Sharon Graham, the General Secretary of Unite, stated, “Unite will steadfastly defend our members’ lawful right to abstain from work due to health and safety apprehensions at ExxonMobil’s Mossmorran site. The refusal of the company and its various contractors to provide our members with their rightful wages is absolutely unacceptable. Compliance with this is not open to interpretation. Our members can anticipate unwavering support from their union.”
Unite’s members employed at ExxonMobil’s site are engaged in construction engineering maintenance contracts and are dispersed among different contractors at the plant: Altrad, Bilfinger, and Kaefer.
Bob MacGregor, Industrial Officer of Unite, added, “Unite’s members associated with Altrad, Bilfinger, and Kaefer at the Mossmorran plant are justifiably enraged by the potential exposure to hazardous chemicals due to inadequacies in the plant’s safety protocols.
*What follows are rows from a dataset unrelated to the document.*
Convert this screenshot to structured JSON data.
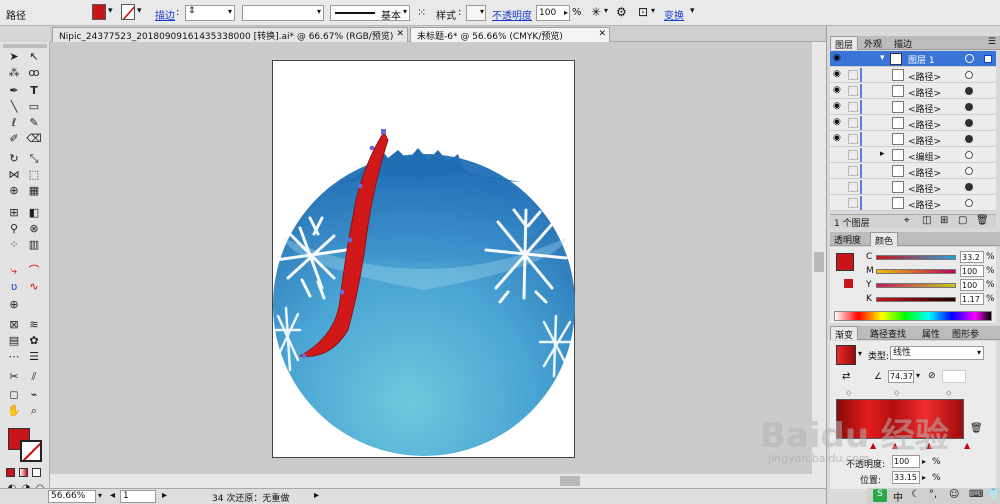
{
  "control_bar": {
    "object_type": "路径",
    "stroke_label": "描边",
    "brush_label": "基本",
    "style_label": "样式",
    "opacity_label": "不透明度",
    "opacity_value": "100",
    "opacity_unit": "%",
    "transform_label": "变换"
  },
  "document_tabs": [
    {
      "label": "Nipic_24377523_20180909161435338000 [转换].ai* @ 66.67% (RGB/预览)"
    },
    {
      "label": "未标题-6* @ 56.66% (CMYK/预览)"
    }
  ],
  "status_bar": {
    "zoom": "56.66%",
    "page": "1",
    "undo_text": "34 次还原：无重做"
  },
  "layers_panel": {
    "tabs": [
      "图层",
      "外观",
      "描边"
    ],
    "layer_name": "图层 1",
    "items": [
      {
        "label": "<路径>",
        "target": "hollow"
      },
      {
        "label": "<路径>",
        "target": "filled"
      },
      {
        "label": "<路径>",
        "target": "filled"
      },
      {
        "label": "<路径>",
        "target": "filled"
      },
      {
        "label": "<路径>",
        "target": "filled"
      },
      {
        "label": "<编组>",
        "target": "hollow"
      },
      {
        "label": "<路径>",
        "target": "hollow"
      },
      {
        "label": "<路径>",
        "target": "filled"
      },
      {
        "label": "<路径>",
        "target": "hollow"
      }
    ],
    "footer": "1 个图层"
  },
  "color_panel": {
    "tabs": [
      "透明度",
      "颜色"
    ],
    "sliders": [
      {
        "label": "C",
        "value": "33.2",
        "unit": "%"
      },
      {
        "label": "M",
        "value": "100",
        "unit": "%"
      },
      {
        "label": "Y",
        "value": "100",
        "unit": "%"
      },
      {
        "label": "K",
        "value": "1.17",
        "unit": "%"
      }
    ]
  },
  "gradient_panel": {
    "tabs": [
      "渐变",
      "路径查找",
      "属性",
      "图形参"
    ],
    "type_label": "类型:",
    "type_value": "线性",
    "angle_value": "74.37",
    "opacity_label": "不透明度:",
    "opacity_value": "100",
    "location_label": "位置:",
    "location_value": "33.15",
    "unit": "%"
  },
  "watermark": {
    "text": "Baidu 经验",
    "url": "jingyan.baidu.com"
  },
  "colors": {
    "fill": "#c8151b",
    "ornament_light": "#6ec8dc",
    "ornament_dark": "#2a76b8",
    "ribbon": "#d01818",
    "accent_blue": "#1a3ccf"
  }
}
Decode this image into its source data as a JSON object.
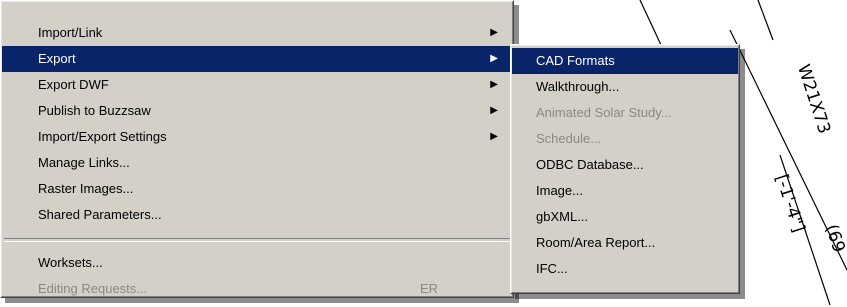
{
  "file_menu": {
    "items": [
      {
        "label": "Import/Link",
        "submenu": true
      },
      {
        "label": "Export",
        "submenu": true,
        "selected": true
      },
      {
        "label": "Export DWF",
        "submenu": true
      },
      {
        "label": "Publish to Buzzsaw",
        "submenu": true
      },
      {
        "label": "Import/Export Settings",
        "submenu": true
      },
      {
        "label": "Manage Links..."
      },
      {
        "label": "Raster Images..."
      },
      {
        "label": "Shared Parameters..."
      },
      {
        "label": "Worksets..."
      },
      {
        "label": "Editing Requests...",
        "disabled": true,
        "accelerator": "ER"
      }
    ],
    "submenu_arrow_icon": "triangle-right-icon"
  },
  "export_submenu": {
    "items": [
      {
        "label": "CAD Formats",
        "selected": true
      },
      {
        "label": "Walkthrough..."
      },
      {
        "label": "Animated Solar Study...",
        "disabled": true
      },
      {
        "label": "Schedule...",
        "disabled": true
      },
      {
        "label": "ODBC Database..."
      },
      {
        "label": "Image..."
      },
      {
        "label": "gbXML..."
      },
      {
        "label": "Room/Area Report..."
      },
      {
        "label": "IFC..."
      }
    ]
  },
  "drawing": {
    "beam_label": "W21X73",
    "offset_label": "[-1'-4\"]",
    "partial_label": "(69"
  },
  "colors": {
    "menu_face": "#d4d0c8",
    "highlight": "#0a246a",
    "highlight_text": "#ffffff",
    "disabled_text": "#8a8880"
  }
}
To compound the issue, ExxonMobil and the contractors have declined to compensate workers after they refrained from work due to health and safety reasons. This is not an isolated occurrence; these safety breaches and deficiencies have been persistent for nearly a year without resolution. This is why Unite is urging the HSE to urgently intervene given the gravity of the allegations and the history of issues at the plant.”
The controversial Ethylene plant situated near Cowdenbeath at Mossmorran has previously drawn comparisons from locals to Mordor due to the site’s intense and noisy flaring. Shell also operates a neighbouring Natural Gas Liquids plant on the same site.
ExxonMobil responded by stating, “We are aware of unofficial action initiated by a small number of individuals employed by contracting companies on our site. There is no disruption to our operations, which continue as usual. The Fife Ethylene Plant adheres fully to approved site safety standards and procedures.”